Businesses in nearly every industry have come to rely on contingent talent as specialists and flexible experts rather than temps who fill vacant seats during absences, seasonal demands or personnel transitions. With increasing frequency, we’re integrating these skilled contractors into our primary workforces. Yet, we still haven’t integrated them into our internal knowledge systems. And that’s a missed opportunity to tap into their intelligence and ideas, especially as the sharing economy’s[...]

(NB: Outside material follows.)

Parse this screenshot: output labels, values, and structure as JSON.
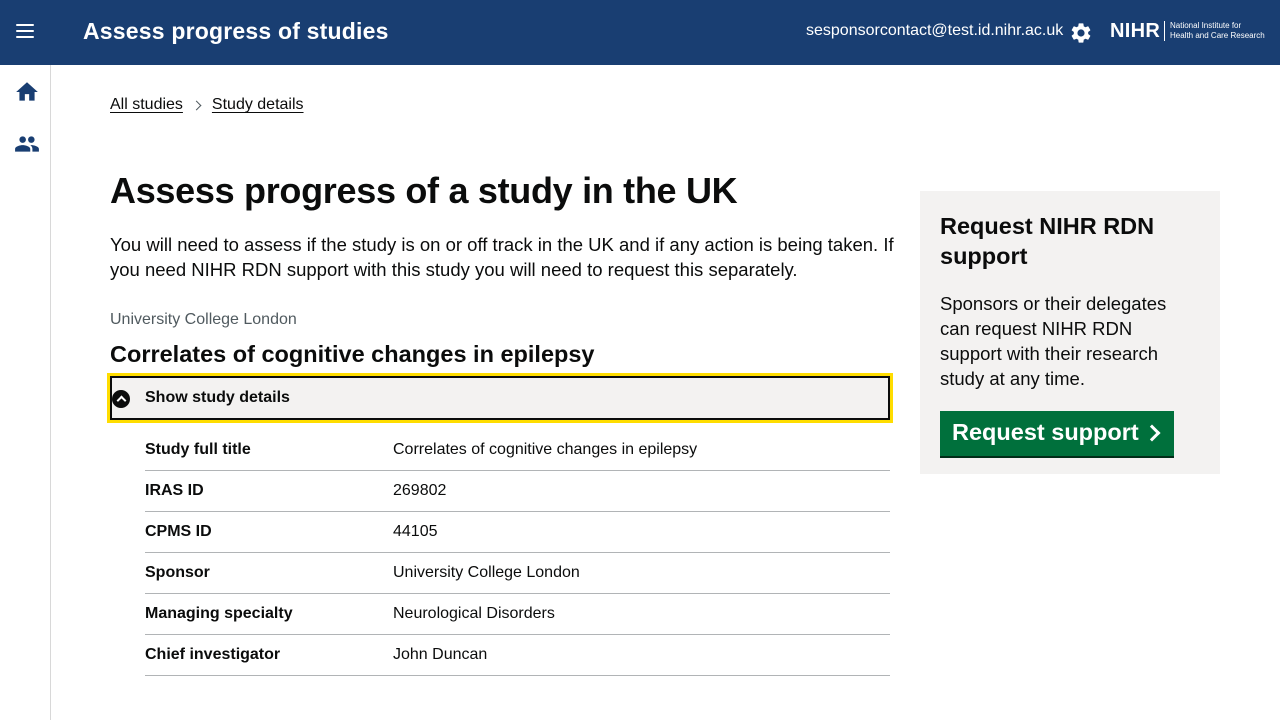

Ever had to sit through an hour-long work meeting that had nothing to do with you? The whole time, you’re counting the minutes and dreaming about getting back to work as the speaker starts to sound more and more like Charlie Brown’s mom. This, my friends, is what most people (including organizational behavior professionals) call “soul-crushing bullsh*t.” It’s pointless, it’s unproductive, it’s demotivating - and it might be slowly killing your employees.
Employee engagement is a hot topic among HR teams. It’s a subject that often graces the headlines of staffing news sites and HR initiatives. Everyone knows that higher engagement leads to higher productivity, so it’s no wonder that employers spend thousands of dollars each year attempting to improve their engagement rates. But here’s something that might surprise you: high engagement isn’t always a good thing.
Who are you? This existential question has plagued humans since the dawn of time. We like to think we know ourselves quite well; we’ve been living in our own skin for some time, after all. But if you’ve ever had the experience of someone describing your traits and completely missing the mark, you understand that, sometimes, your version of who you are is radically different from someone else’s. And it’s all because of perception.